In conducting community-based research, I’m reminded of an anecdote that Dr. Ernesto Sirolli, a sustainable development expert, relayed in his aptly titled TEDx talk, “Want to help someone? Shut up and listen!” At the start of his career, he worked for an NGO, and his first task was to teach villagers in Zambia to grow tomatoes. He recounts, “Everything in Africa grew beautifully. We had these magnificent tomatoes…we were telling the Zambians, ‘Look how easy agriculture is.’ When the tomatoes were nice and ripe and red, overnight, some 200 hippos came out from the river and they ate everything. And we said to the Zambians, ‘My God, the hippos!’ And the Zambians said, ‘Yes, that’s why we have no agriculture here.’ [We said,] ‘Why didn’t you tell us?’ ‘You never asked’” (Sirolli, 2012).
As interventionists and researchers, we often approach projects with a priori hypotheses and theories about what will work. Though it is valuable to have guiding principles and notions, we cannot fail to seek and incorporate feedback from our community partners and the individuals we serve. WRITE ON’s impact was undoubtedly strengthened by building relationships with detention center staff members, actively seeking their feedback on our work, and consistently seeking formal and informal input from youth participants.
The development and implementation of WRITE ON would have been impossible without the support of the New York City Division of Youth and Family Justice, non-secure detention facility directors and staff members, Dr. Shabnam Javdani, and a deeply committed team of NYU undergraduate and Master’s students. I am truly grateful for their contributions.

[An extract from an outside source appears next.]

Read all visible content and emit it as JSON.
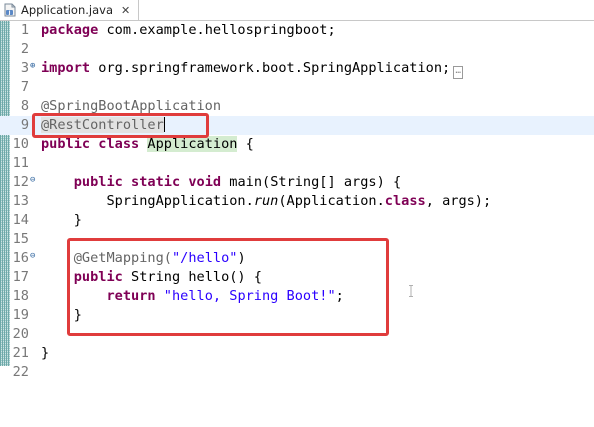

Lastly, I’d like to extend my appreciation to the Society for Community Research and Action, whose support has been integral to enhancing an intervention positioned to promote healthy creative expression for incarcerated youth.
To conclude, I’d like to share a piece of writing generated by a 15-year-old male in WRITE ON last summer, who goes by the pen name Hunzo.
The Good Power of Writing
If I was to write something to someone it should be something for them to look back on.
Something that would inspire black people.
Something that could end war.
Something that would bring hope for a brighter future.
Something that would leave an everlasting footprint.
Something that you wouldn't mind showing your kids saying, "The 21st century wasn't all bad, it had its ups and plenty of downs, but this is what preserved us.”
I would want to open their eyes to a new life.
One with no pain or despair.
One with world peace.
One where there won't be minorities and where everyone would get along.
That's what I would write.
Chloe Greenbaum, New York University (New York City, NY, USA)
Eds. Kyrah K. Brown, PhD and Jasmine A. Douglas, MA